A clash between interests namely the interest of a medical professional who feels he or she should not be forced to perform procedures or dole out drugs that violate his or her personal beliefs, and the interest of the one seeking the procedure or drugs has escalated in recent weeks as officials in several states mount efforts to make the controversial "morning-after pill" easier to get.
Doctors are pitted against pharmacists and the FDA, druggists are fighting their employers, drugstores are fighting state regulators, and states are challenging the federal government, noted Daniel C. Vock of the Kansas City infoZine.
Last month, Illinois pharmacist Rich Quayle lost his $100,000-a-year job at a Walgreen Co. pharmacy in Madison County when he refused to sign a pledge for his employer promising to dispense the morning-after pill, also known as Plan B, in accordance with a new state rule. He made no apologies for refusing to violate his religious beliefs and dispense emergency contraception.
"People try to paint us as being religious zealots," said Quayle recently, according to the Associated Press. "I have firm religious beliefs, and I choose not to destroy a human being. I don't think that's necessarily a bad moral stance to take."
Editorial cartoonist Ted Rall, in a recent column playfully titled The War Over Our Genitals and subtitled Pharmacists and Doctors Turn Judgmental, addressed the question of how society can reconcile two competing, yet equally compelling interests.

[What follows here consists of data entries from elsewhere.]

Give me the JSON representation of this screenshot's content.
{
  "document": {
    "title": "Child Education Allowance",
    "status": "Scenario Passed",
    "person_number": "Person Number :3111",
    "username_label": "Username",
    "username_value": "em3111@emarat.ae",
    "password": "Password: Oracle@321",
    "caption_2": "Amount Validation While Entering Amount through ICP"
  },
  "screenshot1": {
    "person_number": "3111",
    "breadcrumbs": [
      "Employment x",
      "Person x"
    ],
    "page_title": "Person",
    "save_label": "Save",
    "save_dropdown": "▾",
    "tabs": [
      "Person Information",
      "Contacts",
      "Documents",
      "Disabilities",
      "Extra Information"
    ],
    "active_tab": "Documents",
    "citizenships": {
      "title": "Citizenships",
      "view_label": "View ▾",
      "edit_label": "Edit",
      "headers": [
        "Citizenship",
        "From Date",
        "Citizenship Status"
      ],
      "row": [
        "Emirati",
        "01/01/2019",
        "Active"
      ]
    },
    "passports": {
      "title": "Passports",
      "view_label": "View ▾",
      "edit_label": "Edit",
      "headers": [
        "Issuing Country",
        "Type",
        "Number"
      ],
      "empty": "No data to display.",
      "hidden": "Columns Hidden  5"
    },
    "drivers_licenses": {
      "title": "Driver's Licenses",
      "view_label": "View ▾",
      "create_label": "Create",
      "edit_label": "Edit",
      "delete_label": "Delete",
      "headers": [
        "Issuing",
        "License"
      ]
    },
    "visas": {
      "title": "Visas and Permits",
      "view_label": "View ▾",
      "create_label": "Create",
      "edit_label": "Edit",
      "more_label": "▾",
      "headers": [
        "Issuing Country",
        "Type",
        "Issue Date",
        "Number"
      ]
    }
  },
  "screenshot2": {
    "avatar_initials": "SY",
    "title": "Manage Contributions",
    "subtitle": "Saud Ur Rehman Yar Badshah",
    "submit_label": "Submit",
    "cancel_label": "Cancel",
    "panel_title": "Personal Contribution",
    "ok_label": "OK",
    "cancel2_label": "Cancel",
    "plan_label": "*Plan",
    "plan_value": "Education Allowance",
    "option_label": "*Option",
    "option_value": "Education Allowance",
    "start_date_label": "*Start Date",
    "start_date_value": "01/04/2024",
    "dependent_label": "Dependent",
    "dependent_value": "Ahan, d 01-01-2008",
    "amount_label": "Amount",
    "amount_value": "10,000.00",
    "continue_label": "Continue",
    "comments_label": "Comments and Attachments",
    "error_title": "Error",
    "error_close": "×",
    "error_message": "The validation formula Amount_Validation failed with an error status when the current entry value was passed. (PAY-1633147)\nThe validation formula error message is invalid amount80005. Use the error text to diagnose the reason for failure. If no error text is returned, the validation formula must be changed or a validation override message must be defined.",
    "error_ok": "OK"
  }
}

In discussing the issue, Rall who seemingly attempted to give a neutral suggestion on the matter compared the decision of Quayle and those like him to a doctors decision to refuse to perform optional cosmetic surgery.

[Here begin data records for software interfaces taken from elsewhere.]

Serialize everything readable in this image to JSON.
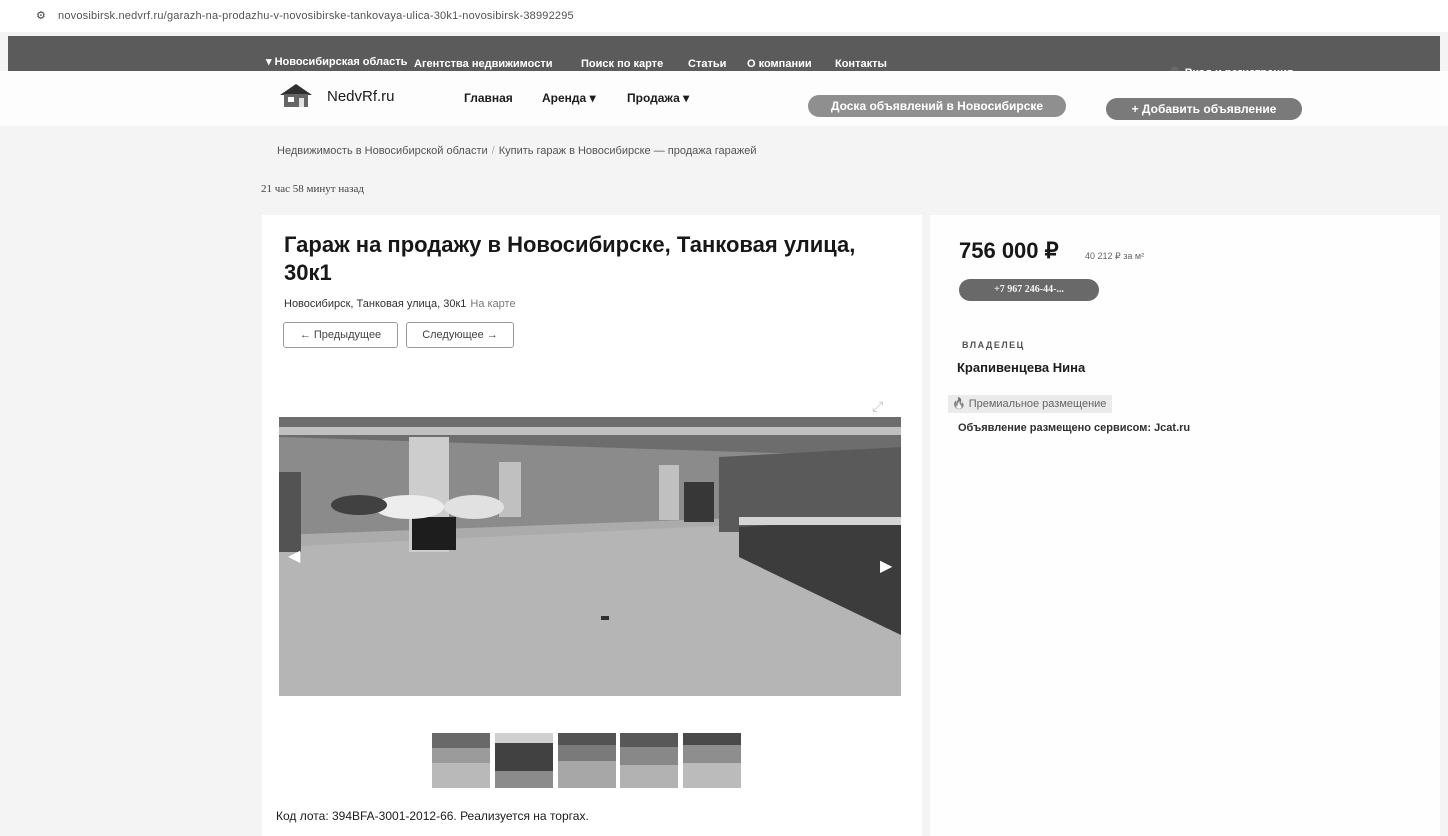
{
  "browser": {
    "site_icon": "site-settings-icon",
    "url": "novosibirsk.nedvrf.ru/garazh-na-prodazhu-v-novosibirske-tankovaya-ulica-30k1-novosibirsk-38992295"
  },
  "topbar": {
    "region": "Новосибирская область",
    "nav": [
      "Агентства недвижимости",
      "Поиск по карте",
      "Статьи",
      "О компании",
      "Контакты"
    ],
    "login": "Вход и регистрация"
  },
  "header": {
    "brand": "NedvRf.ru",
    "nav": [
      "Главная",
      "Аренда",
      "Продажа"
    ],
    "board_button": "Доска объявлений в Новосибирске",
    "add_button": "+ Добавить объявление"
  },
  "breadcrumbs": [
    "Недвижимость в Новосибирской области",
    "Купить гараж в Новосибирске — продажа гаражей"
  ],
  "posted": "21 час 58 минут назад",
  "listing": {
    "title": "Гараж на продажу в Новосибирске, Танковая улица, 30к1",
    "address": "Новосибирск, Танковая улица, 30к1",
    "map_link": "На карте",
    "prev": "← Предыдущее",
    "next": "Следующее →",
    "lot": "Код лота: 394BFA-3001-2012-66. Реализуется на торгах."
  },
  "sidebar": {
    "price": "756 000 ₽",
    "price_per_m2": "40 212 ₽ за м²",
    "phone": "+7 967 246-44-...",
    "owner_label": "ВЛАДЕЛЕЦ",
    "owner_name": "Крапивенцева Нина",
    "premium": "Премиальное размещение",
    "service": "Объявление размещено сервисом: Jcat.ru"
  },
  "colors": {
    "topbar": "#5d5d5d",
    "pill": "#8e8e8e",
    "phone_button": "#6a6a6a"
  }
}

If I were a doctor, I would refuse to perform these operations or refer patients to a physician that did, he wrote, describing such operations as degrading and obscene, symptoms of a shallow society's contempt for natural beauty and aging.

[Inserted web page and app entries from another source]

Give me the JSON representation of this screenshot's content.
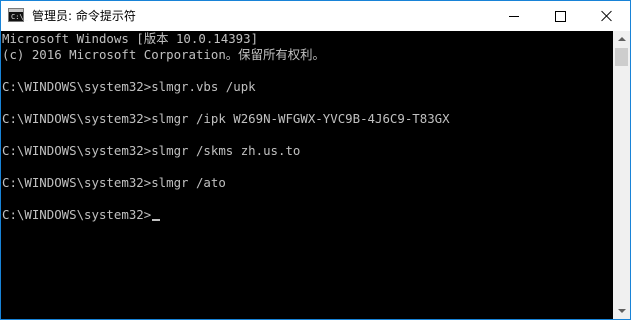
{
  "window": {
    "title": "管理员: 命令提示符",
    "app_icon_text": "C:\\_"
  },
  "titlebar_buttons": {
    "minimize_icon": "minimize-icon",
    "maximize_icon": "maximize-icon",
    "close_icon": "close-icon"
  },
  "console": {
    "lines": [
      "Microsoft Windows [版本 10.0.14393]",
      "(c) 2016 Microsoft Corporation。保留所有权利。",
      "",
      "C:\\WINDOWS\\system32>slmgr.vbs /upk",
      "",
      "C:\\WINDOWS\\system32>slmgr /ipk W269N-WFGWX-YVC9B-4J6C9-T83GX",
      "",
      "C:\\WINDOWS\\system32>slmgr /skms zh.us.to",
      "",
      "C:\\WINDOWS\\system32>slmgr /ato",
      "",
      "C:\\WINDOWS\\system32>"
    ]
  },
  "colors": {
    "console_background": "#000000",
    "console_text": "#c0c0c0",
    "window_border": "#1883d7",
    "titlebar_background": "#ffffff"
  }
}
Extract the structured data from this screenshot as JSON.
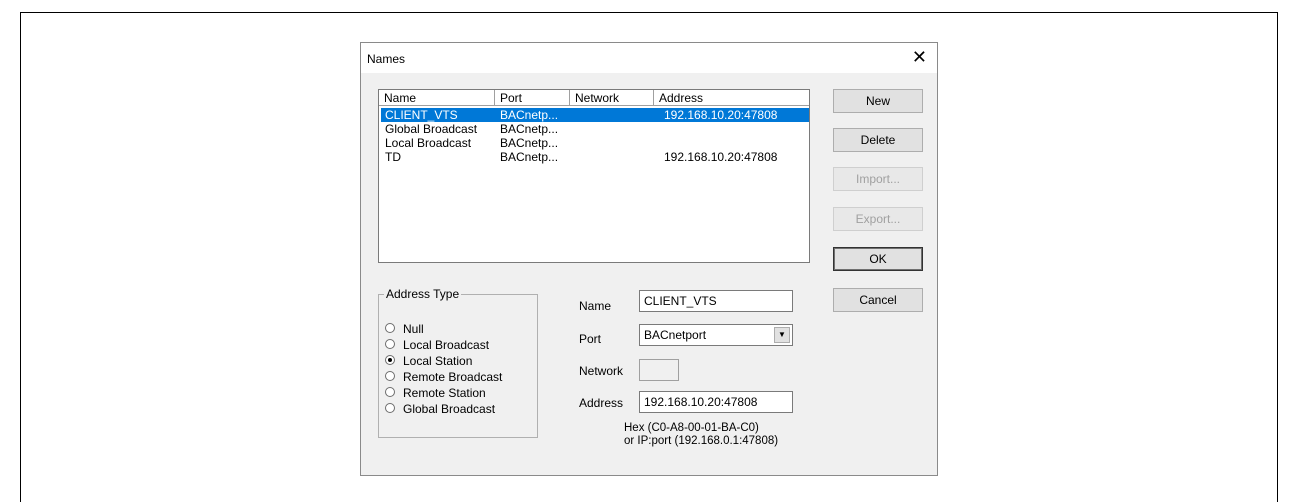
{
  "dialog": {
    "title": "Names",
    "close_glyph": "✕"
  },
  "listview": {
    "columns": [
      "Name",
      "Port",
      "Network",
      "Address"
    ],
    "rows": [
      {
        "name": "CLIENT_VTS",
        "port": "BACnetp...",
        "network": "",
        "address": "192.168.10.20:47808",
        "selected": true
      },
      {
        "name": "Global Broadcast",
        "port": "BACnetp...",
        "network": "",
        "address": "",
        "selected": false
      },
      {
        "name": "Local Broadcast",
        "port": "BACnetp...",
        "network": "",
        "address": "",
        "selected": false
      },
      {
        "name": "TD",
        "port": "BACnetp...",
        "network": "",
        "address": "192.168.10.20:47808",
        "selected": false
      }
    ]
  },
  "buttons": {
    "new": "New",
    "delete": "Delete",
    "import": "Import...",
    "export": "Export...",
    "ok": "OK",
    "cancel": "Cancel"
  },
  "address_type": {
    "legend": "Address Type",
    "options": [
      "Null",
      "Local Broadcast",
      "Local Station",
      "Remote Broadcast",
      "Remote Station",
      "Global Broadcast"
    ],
    "selected": "Local Station"
  },
  "form": {
    "name_label": "Name",
    "name_value": "CLIENT_VTS",
    "port_label": "Port",
    "port_value": "BACnetport",
    "network_label": "Network",
    "network_value": "",
    "address_label": "Address",
    "address_value": "192.168.10.20:47808",
    "hint_line1": "Hex  (C0-A8-00-01-BA-C0)",
    "hint_line2": "or IP:port (192.168.0.1:47808)"
  },
  "colors": {
    "selection": "#0078d7",
    "dialog_bg": "#f0f0f0"
  }
}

However, Rall also said those on the other hand should be able to walk into a clinic with the reasonable expectation of getting the help they seek.
While it may be true that optional cosmetic surgeries such as face lifts, tummy tucks, and breast enlargements are questionable over their superficial worth, they are certainly not comparable to the dispensing of drugs engineered to put an end to an unborn child. Life is not something so trivial.
It is one thing to distort a creation of God; it is another to abort a creation of God.
If anything, it should be the freedom to cut off life that should be put on trial, not the freedom to protect it.